Engravable 5-inch Solid Brass Abney Level
Dimensions & Weight:
5 inches (12.7 cm) long (telescope collapsed), 1 1/4 inches (3.2 cm) wide, 2 1/4 inches (5.7 cm) tall
7 1/8 inches (18.1 cm) long when telescope fully extended
6.3 ounces (179 grams)
Name after Captain William Abney of the School of Engineering in Chatham, England
Used to measure the vertical angle or inclination
Also referred to as an Angle Sextant
This is a solid brass reproduction of an Abney Level. The Abney level is named after Captain William Abney of the School of Engineering in Chatham, England. Also referred to as an Angle Sextant, the Abney level is used to measure the vertical angle or inclination. It consists of a telescope and an adjustable tubular spirit level which is connected to a vertical scale marked in both slope and degrees. When viewing through the eyepiece, there is a horizontal index line that is aligned over the object being measured, and adjacent to the object is a reflected image of the tubular spirit level as viewed from underneath. The level is adjusted until the bubble is centered and aligned to the horizontal index line. The angle of inclination or declination is then read from the vernier scale.

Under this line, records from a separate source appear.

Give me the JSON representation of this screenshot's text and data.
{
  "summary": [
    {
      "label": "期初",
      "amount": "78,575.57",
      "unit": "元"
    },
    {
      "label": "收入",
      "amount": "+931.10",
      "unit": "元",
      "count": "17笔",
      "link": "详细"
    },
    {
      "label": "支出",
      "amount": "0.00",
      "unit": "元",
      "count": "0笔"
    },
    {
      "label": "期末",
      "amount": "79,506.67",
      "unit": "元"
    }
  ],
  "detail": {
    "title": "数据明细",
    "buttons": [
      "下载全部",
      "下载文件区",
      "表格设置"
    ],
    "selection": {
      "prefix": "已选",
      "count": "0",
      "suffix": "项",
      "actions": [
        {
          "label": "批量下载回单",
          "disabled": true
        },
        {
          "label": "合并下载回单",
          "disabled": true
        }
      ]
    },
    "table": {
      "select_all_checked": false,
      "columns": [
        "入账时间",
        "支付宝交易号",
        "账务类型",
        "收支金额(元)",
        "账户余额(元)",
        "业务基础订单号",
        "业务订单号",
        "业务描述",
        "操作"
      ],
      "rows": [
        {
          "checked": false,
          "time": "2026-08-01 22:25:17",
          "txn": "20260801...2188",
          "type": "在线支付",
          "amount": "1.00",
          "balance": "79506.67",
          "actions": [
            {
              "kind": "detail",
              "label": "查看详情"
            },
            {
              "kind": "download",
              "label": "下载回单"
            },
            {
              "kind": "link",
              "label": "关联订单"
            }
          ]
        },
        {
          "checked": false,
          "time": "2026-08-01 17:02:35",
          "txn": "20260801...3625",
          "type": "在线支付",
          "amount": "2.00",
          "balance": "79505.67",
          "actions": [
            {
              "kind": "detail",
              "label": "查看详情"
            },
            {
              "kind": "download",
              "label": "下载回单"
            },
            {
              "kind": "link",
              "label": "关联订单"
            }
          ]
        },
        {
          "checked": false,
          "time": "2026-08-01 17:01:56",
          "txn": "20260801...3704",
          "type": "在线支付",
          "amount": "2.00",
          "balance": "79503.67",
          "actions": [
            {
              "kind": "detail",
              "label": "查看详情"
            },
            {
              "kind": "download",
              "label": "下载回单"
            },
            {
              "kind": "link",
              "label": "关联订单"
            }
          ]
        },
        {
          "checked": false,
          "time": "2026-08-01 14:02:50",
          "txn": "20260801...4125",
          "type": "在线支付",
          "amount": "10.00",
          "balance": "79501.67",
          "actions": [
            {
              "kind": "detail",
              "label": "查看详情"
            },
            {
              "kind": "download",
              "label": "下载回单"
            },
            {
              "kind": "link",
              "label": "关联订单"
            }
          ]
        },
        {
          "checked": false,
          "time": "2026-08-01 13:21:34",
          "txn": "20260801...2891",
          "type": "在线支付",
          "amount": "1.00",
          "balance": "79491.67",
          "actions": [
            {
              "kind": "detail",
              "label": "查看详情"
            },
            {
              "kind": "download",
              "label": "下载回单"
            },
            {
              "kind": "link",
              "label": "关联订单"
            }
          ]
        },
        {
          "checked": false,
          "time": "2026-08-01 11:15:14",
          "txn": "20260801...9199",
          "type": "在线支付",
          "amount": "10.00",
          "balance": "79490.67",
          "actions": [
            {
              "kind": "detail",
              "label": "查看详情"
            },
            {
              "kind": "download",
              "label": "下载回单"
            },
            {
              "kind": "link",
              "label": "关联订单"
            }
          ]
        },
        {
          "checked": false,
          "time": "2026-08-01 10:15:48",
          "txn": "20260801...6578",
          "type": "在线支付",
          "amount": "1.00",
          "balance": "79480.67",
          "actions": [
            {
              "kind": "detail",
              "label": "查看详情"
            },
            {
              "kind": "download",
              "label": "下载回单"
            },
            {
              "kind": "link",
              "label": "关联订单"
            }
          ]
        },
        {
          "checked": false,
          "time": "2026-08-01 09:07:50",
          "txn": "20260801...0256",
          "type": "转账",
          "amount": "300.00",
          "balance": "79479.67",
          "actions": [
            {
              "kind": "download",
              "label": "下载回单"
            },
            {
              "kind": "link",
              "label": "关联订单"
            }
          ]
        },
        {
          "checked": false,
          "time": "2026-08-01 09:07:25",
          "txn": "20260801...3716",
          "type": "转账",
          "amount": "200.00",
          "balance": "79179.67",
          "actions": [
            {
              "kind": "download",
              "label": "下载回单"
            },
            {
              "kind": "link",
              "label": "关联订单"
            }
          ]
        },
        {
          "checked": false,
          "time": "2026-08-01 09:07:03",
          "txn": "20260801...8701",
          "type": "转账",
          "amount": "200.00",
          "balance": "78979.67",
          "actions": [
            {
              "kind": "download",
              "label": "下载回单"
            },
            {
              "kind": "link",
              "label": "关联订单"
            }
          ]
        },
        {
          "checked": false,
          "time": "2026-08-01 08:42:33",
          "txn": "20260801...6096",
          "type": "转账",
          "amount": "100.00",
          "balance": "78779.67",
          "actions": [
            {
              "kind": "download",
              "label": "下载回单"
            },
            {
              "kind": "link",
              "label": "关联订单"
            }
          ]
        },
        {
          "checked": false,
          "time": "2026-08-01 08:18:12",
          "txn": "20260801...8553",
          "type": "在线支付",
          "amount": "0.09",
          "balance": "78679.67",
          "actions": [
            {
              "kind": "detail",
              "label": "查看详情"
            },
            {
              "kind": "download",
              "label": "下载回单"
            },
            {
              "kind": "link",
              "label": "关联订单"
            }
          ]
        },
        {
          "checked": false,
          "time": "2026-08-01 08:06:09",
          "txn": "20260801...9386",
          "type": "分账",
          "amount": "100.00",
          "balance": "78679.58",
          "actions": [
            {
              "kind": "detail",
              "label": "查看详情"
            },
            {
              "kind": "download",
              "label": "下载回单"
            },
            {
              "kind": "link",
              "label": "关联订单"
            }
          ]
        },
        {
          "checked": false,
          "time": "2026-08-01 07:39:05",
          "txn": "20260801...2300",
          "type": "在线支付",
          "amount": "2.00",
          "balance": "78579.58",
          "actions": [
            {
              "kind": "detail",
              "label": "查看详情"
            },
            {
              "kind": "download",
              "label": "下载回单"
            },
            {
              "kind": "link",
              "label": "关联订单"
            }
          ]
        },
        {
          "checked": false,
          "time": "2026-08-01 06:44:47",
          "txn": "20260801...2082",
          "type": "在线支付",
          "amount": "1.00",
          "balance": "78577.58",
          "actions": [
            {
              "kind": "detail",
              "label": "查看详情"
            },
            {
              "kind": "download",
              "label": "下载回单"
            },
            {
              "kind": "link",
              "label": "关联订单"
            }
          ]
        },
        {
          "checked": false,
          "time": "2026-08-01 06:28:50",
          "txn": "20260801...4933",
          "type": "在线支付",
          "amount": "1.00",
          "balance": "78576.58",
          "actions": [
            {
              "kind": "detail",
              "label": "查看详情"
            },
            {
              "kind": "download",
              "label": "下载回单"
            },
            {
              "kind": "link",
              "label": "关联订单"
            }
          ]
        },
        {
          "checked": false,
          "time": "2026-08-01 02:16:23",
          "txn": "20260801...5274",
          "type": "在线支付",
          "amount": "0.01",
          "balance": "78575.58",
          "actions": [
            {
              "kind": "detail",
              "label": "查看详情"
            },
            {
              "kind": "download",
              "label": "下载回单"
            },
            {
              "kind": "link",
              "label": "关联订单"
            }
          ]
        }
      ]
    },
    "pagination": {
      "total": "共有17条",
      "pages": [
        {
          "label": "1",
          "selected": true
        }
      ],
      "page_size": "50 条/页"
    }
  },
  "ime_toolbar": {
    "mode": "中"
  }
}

This Abney Level is 5 inches (12.7 cm) long and 7 1/8 inches (18.1 cm) when the 1-power telescope is extended. The level has a 1 1/4 inch (3.2 cm) radius scale with a magnifier to assist in reading the vernier. The spirit level has two adjustment screws. The Abney Level measures 2 1/4 inches (5.7 cm) tall, 1 1/4 inches (3.2 cm) thick, and weighs 6.3 ounces (179 grams). The side of the level is engraved "Stanley London." This antique reproduction Abney Level is fully functional but is not certified accurate.